- [INFORMATION PROVIDED]
Start of Block

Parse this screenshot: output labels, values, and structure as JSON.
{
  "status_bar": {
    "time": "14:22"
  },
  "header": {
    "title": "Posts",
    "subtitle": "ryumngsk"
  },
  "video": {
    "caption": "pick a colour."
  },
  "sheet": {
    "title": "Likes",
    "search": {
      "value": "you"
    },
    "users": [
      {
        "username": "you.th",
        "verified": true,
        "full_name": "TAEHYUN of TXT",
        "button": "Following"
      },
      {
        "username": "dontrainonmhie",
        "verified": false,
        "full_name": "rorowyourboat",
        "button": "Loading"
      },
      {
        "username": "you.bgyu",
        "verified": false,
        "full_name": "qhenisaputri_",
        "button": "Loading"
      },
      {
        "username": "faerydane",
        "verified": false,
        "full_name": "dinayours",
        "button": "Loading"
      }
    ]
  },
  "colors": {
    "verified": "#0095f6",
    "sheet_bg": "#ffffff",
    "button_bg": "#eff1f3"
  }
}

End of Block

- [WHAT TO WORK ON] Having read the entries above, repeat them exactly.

- [SOLUTION BELOW]
Parse this screenshot: output labels, values, and structure as JSON.
{
  "status_bar": {
    "time": "14:22"
  },
  "header": {
    "title": "Posts",
    "subtitle": "ryumngsk"
  },
  "video": {
    "caption": "pick a colour."
  },
  "sheet": {
    "title": "Likes",
    "search": {
      "value": "you"
    },
    "users": [
      {
        "username": "you.th",
        "verified": true,
        "full_name": "TAEHYUN of TXT",
        "button": "Following"
      },
      {
        "username": "dontrainonmhie",
        "verified": false,
        "full_name": "rorowyourboat",
        "button": "Loading"
      },
      {
        "username": "you.bgyu",
        "verified": false,
        "full_name": "qhenisaputri_",
        "button": "Loading"
      },
      {
        "username": "faerydane",
        "verified": false,
        "full_name": "dinayours",
        "button": "Loading"
      }
    ]
  },
  "colors": {
    "verified": "#0095f6",
    "sheet_bg": "#ffffff",
    "button_bg": "#eff1f3"
  }
}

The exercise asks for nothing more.